--- Information shown ---
'''

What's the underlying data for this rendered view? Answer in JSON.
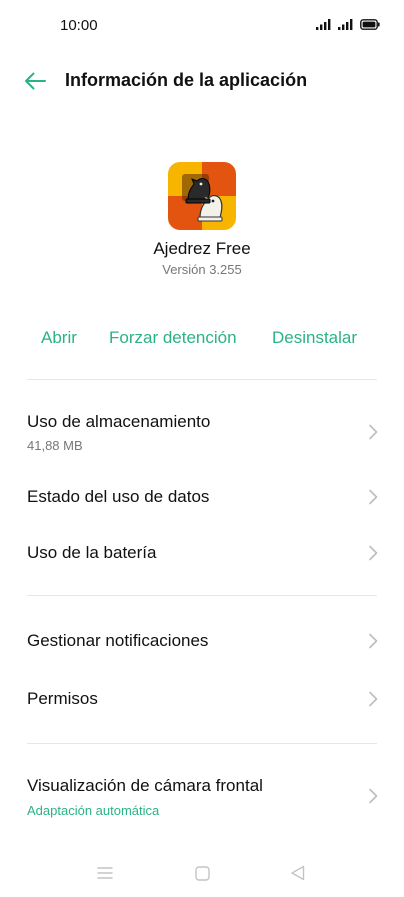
{
  "status_bar": {
    "time": "10:00",
    "icons": [
      "signal-icon",
      "signal-icon",
      "battery-icon"
    ]
  },
  "header": {
    "title": "Información de la aplicación",
    "back_icon": "arrow-left-icon"
  },
  "app": {
    "name": "Ajedrez Free",
    "version": "Versión 3.255",
    "icon": "chess-knights-icon"
  },
  "actions": {
    "open": "Abrir",
    "force_stop": "Forzar detención",
    "uninstall": "Desinstalar"
  },
  "settings": {
    "storage": {
      "title": "Uso de almacenamiento",
      "subtitle": "41,88 MB"
    },
    "data_usage": {
      "title": "Estado del uso de datos"
    },
    "battery": {
      "title": "Uso de la batería"
    },
    "notifications": {
      "title": "Gestionar notificaciones"
    },
    "permissions": {
      "title": "Permisos"
    },
    "front_camera": {
      "title": "Visualización de cámara frontal",
      "subtitle": "Adaptación automática"
    }
  },
  "nav_bar": {
    "icons": [
      "menu-icon",
      "home-icon",
      "back-triangle-icon"
    ]
  },
  "colors": {
    "accent": "#2bb383",
    "text": "#111111",
    "secondary_text": "#777777",
    "divider": "#e6e6e6"
  }
}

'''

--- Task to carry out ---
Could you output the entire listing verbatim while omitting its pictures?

--- Result ---
What's the underlying data for this rendered view? Answer in JSON.
{
  "status_bar": {
    "time": "10:00",
    "icons": [
      "signal-icon",
      "signal-icon",
      "battery-icon"
    ]
  },
  "header": {
    "title": "Información de la aplicación",
    "back_icon": "arrow-left-icon"
  },
  "app": {
    "name": "Ajedrez Free",
    "version": "Versión 3.255",
    "icon": "chess-knights-icon"
  },
  "actions": {
    "open": "Abrir",
    "force_stop": "Forzar detención",
    "uninstall": "Desinstalar"
  },
  "settings": {
    "storage": {
      "title": "Uso de almacenamiento",
      "subtitle": "41,88 MB"
    },
    "data_usage": {
      "title": "Estado del uso de datos"
    },
    "battery": {
      "title": "Uso de la batería"
    },
    "notifications": {
      "title": "Gestionar notificaciones"
    },
    "permissions": {
      "title": "Permisos"
    },
    "front_camera": {
      "title": "Visualización de cámara frontal",
      "subtitle": "Adaptación automática"
    }
  },
  "nav_bar": {
    "icons": [
      "menu-icon",
      "home-icon",
      "back-triangle-icon"
    ]
  },
  "colors": {
    "accent": "#2bb383",
    "text": "#111111",
    "secondary_text": "#777777",
    "divider": "#e6e6e6"
  }
}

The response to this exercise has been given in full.